**TASK GOAL:**
Leaving the images behind, copy every line of the records exactly.

**Dataset items:**
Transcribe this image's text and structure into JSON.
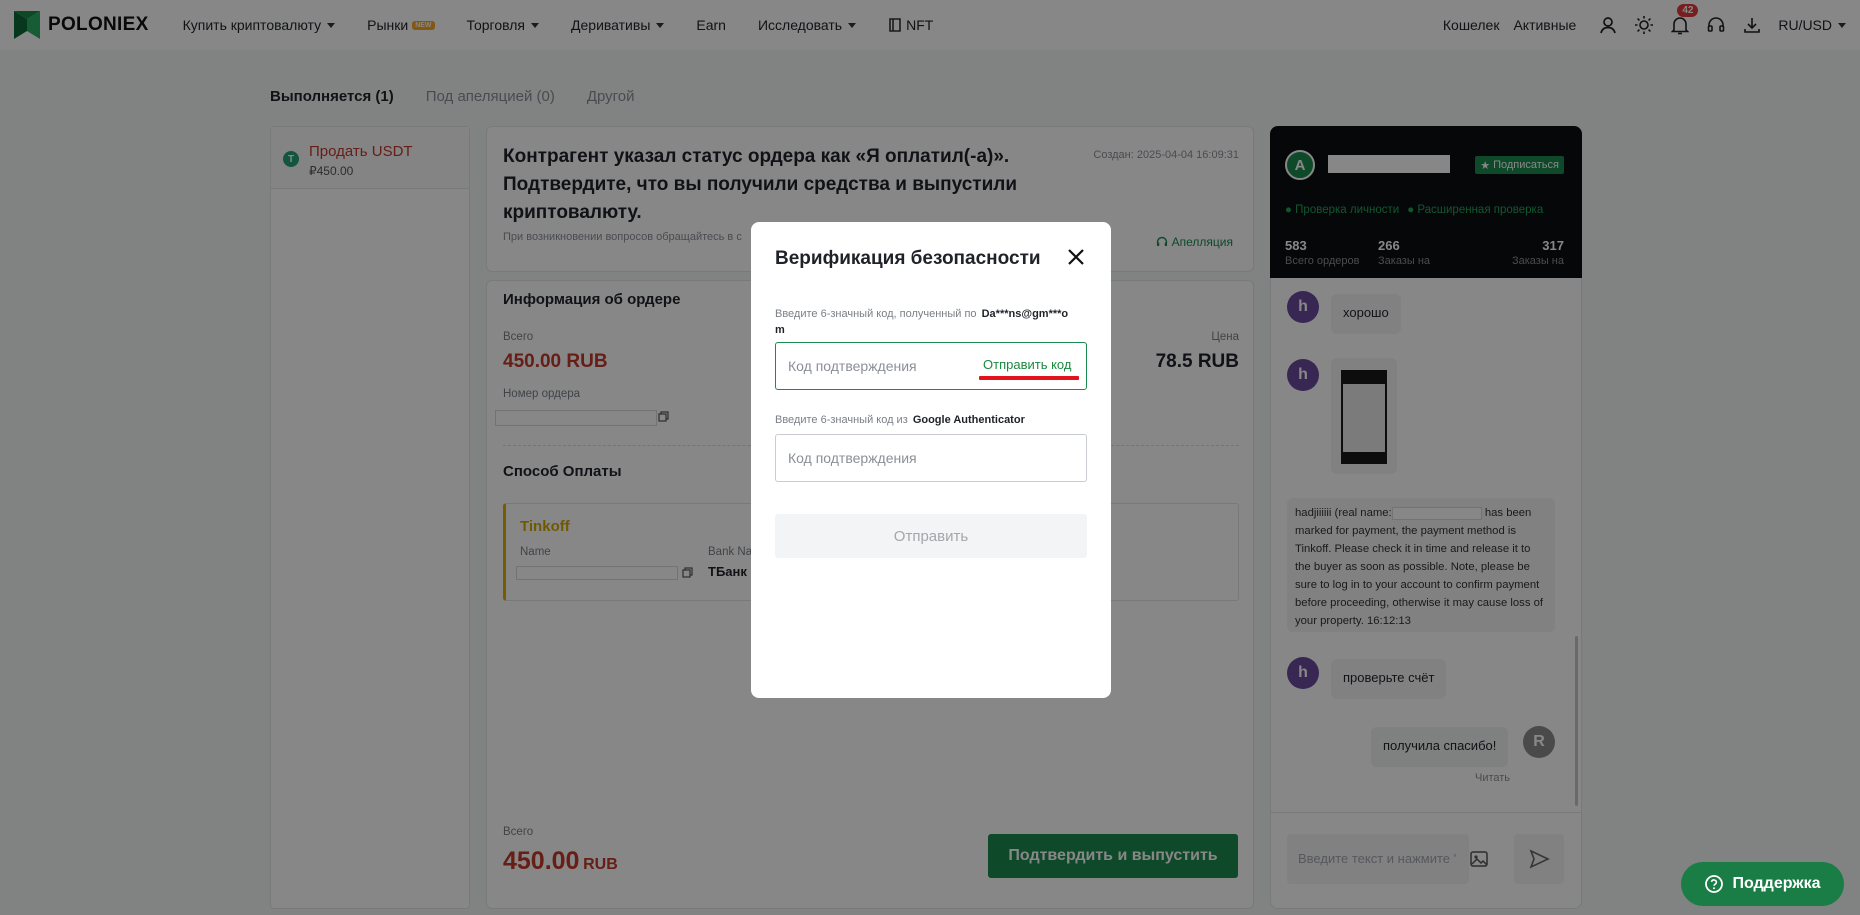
{
  "header": {
    "logo": "POLONIEX",
    "nav": [
      {
        "label": "Купить криптовалюту",
        "caret": true
      },
      {
        "label": "Рынки",
        "badge": "NEW"
      },
      {
        "label": "Торговля",
        "caret": true
      },
      {
        "label": "Деривативы",
        "caret": true
      },
      {
        "label": "Earn"
      },
      {
        "label": "Исследовать",
        "caret": true
      },
      {
        "label": "NFT"
      }
    ],
    "wallet": "Кошелек",
    "assets": "Активные",
    "notifications": "42",
    "currency": "RU/USD"
  },
  "tabs": [
    "Выполняется (1)",
    "Под апеляцией (0)",
    "Другой"
  ],
  "order_list": {
    "title": "Продать USDT",
    "amount": "₽450.00",
    "coin_letter": "T"
  },
  "status": {
    "heading": "Контрагент указал статус ордера как «Я оплатил(-а)». Подтвердите, что вы получили средства и выпустили криптовалюту.",
    "note": "При возникновении вопросов обращайтесь в с",
    "created": "Создан: 2025-04-04 16:09:31",
    "appeal": "Апелляция"
  },
  "order_info": {
    "title": "Информация об ордере",
    "total_label": "Всего",
    "total_value": "450.00 RUB",
    "price_label": "Цена",
    "price_value": "78.5 RUB",
    "order_no_label": "Номер ордера"
  },
  "payment": {
    "title": "Способ Оплаты",
    "method": "Tinkoff",
    "name_label": "Name",
    "bank_label": "Bank Nar",
    "bank_value": "ТБанк"
  },
  "footer": {
    "total_label": "Всего",
    "total_value": "450.00",
    "total_unit": "RUB",
    "confirm": "Подтвердить и выпустить"
  },
  "chat": {
    "subscribe": "Подписаться",
    "avatar_letter": "A",
    "verified": [
      "Проверка личности",
      "Расширенная проверка"
    ],
    "stats": [
      {
        "value": "583",
        "label": "Всего ордеров"
      },
      {
        "value": "266",
        "label": "Заказы на"
      },
      {
        "value": "317",
        "label": "Заказы на"
      }
    ],
    "messages": [
      {
        "from": "h",
        "text": "хорошо"
      },
      {
        "from": "h",
        "text": ""
      },
      {
        "system": "hadjiiiiii (real name:",
        "system_rest": "has been marked for payment, the payment method is Tinkoff. Please check it in time and release it to the buyer as soon as possible. Note, please be sure to log in to your account to confirm payment before proceeding, otherwise it may cause loss of your property. 16:12:13"
      },
      {
        "from": "h",
        "text": "проверьте счёт"
      },
      {
        "from": "R",
        "text": "получила спасибо!",
        "status": "Читать"
      }
    ],
    "input_placeholder": "Введите текст и нажмите '"
  },
  "modal": {
    "title": "Верификация безопасности",
    "email_prompt": "Введите 6-значный код, полученный по",
    "email_masked": "Da***ns@gm***o",
    "email_masked_tail": "m",
    "code_placeholder": "Код подтверждения",
    "send_code": "Отправить код",
    "ga_prompt": "Введите 6-значный код из",
    "ga_name": "Google Authenticator",
    "ga_placeholder": "Код подтверждения",
    "submit": "Отправить"
  },
  "support": "Поддержка",
  "colors": {
    "accent": "#1b8a50",
    "red": "#c0392b",
    "send_code": "#1a8a3f",
    "underline": "#e3131b"
  }
}
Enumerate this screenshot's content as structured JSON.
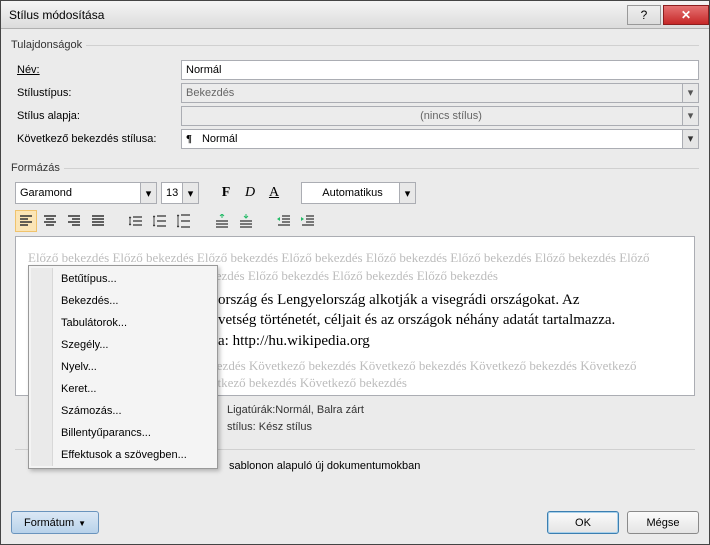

**OUTPUT OF THE EXERCISE:**
Transcribe this image's text and structure into JSON.
{
  "header": {
    "logo": "POLONIEX",
    "nav": [
      {
        "label": "Купить криптовалюту",
        "caret": true
      },
      {
        "label": "Рынки",
        "badge": "NEW"
      },
      {
        "label": "Торговля",
        "caret": true
      },
      {
        "label": "Деривативы",
        "caret": true
      },
      {
        "label": "Earn"
      },
      {
        "label": "Исследовать",
        "caret": true
      },
      {
        "label": "NFT"
      }
    ],
    "wallet": "Кошелек",
    "assets": "Активные",
    "notifications": "42",
    "currency": "RU/USD"
  },
  "tabs": [
    "Выполняется (1)",
    "Под апеляцией (0)",
    "Другой"
  ],
  "order_list": {
    "title": "Продать USDT",
    "amount": "₽450.00",
    "coin_letter": "T"
  },
  "status": {
    "heading": "Контрагент указал статус ордера как «Я оплатил(-а)». Подтвердите, что вы получили средства и выпустили криптовалюту.",
    "note": "При возникновении вопросов обращайтесь в с",
    "created": "Создан: 2025-04-04 16:09:31",
    "appeal": "Апелляция"
  },
  "order_info": {
    "title": "Информация об ордере",
    "total_label": "Всего",
    "total_value": "450.00 RUB",
    "price_label": "Цена",
    "price_value": "78.5 RUB",
    "order_no_label": "Номер ордера"
  },
  "payment": {
    "title": "Способ Оплаты",
    "method": "Tinkoff",
    "name_label": "Name",
    "bank_label": "Bank Nar",
    "bank_value": "ТБанк"
  },
  "footer": {
    "total_label": "Всего",
    "total_value": "450.00",
    "total_unit": "RUB",
    "confirm": "Подтвердить и выпустить"
  },
  "chat": {
    "subscribe": "Подписаться",
    "avatar_letter": "A",
    "verified": [
      "Проверка личности",
      "Расширенная проверка"
    ],
    "stats": [
      {
        "value": "583",
        "label": "Всего ордеров"
      },
      {
        "value": "266",
        "label": "Заказы на"
      },
      {
        "value": "317",
        "label": "Заказы на"
      }
    ],
    "messages": [
      {
        "from": "h",
        "text": "хорошо"
      },
      {
        "from": "h",
        "text": ""
      },
      {
        "system": "hadjiiiiii (real name:",
        "system_rest": "has been marked for payment, the payment method is Tinkoff. Please check it in time and release it to the buyer as soon as possible. Note, please be sure to log in to your account to confirm payment before proceeding, otherwise it may cause loss of your property. 16:12:13"
      },
      {
        "from": "h",
        "text": "проверьте счёт"
      },
      {
        "from": "R",
        "text": "получила спасибо!",
        "status": "Читать"
      }
    ],
    "input_placeholder": "Введите текст и нажмите '"
  },
  "modal": {
    "title": "Верификация безопасности",
    "email_prompt": "Введите 6-значный код, полученный по",
    "email_masked": "Da***ns@gm***o",
    "email_masked_tail": "m",
    "code_placeholder": "Код подтверждения",
    "send_code": "Отправить код",
    "ga_prompt": "Введите 6-значный код из",
    "ga_name": "Google Authenticator",
    "ga_placeholder": "Код подтверждения",
    "submit": "Отправить"
  },
  "support": "Поддержка",
  "colors": {
    "accent": "#1b8a50",
    "red": "#c0392b",
    "send_code": "#1a8a3f",
    "underline": "#e3131b"
  }
}
Enumerate this screenshot's content as structured JSON.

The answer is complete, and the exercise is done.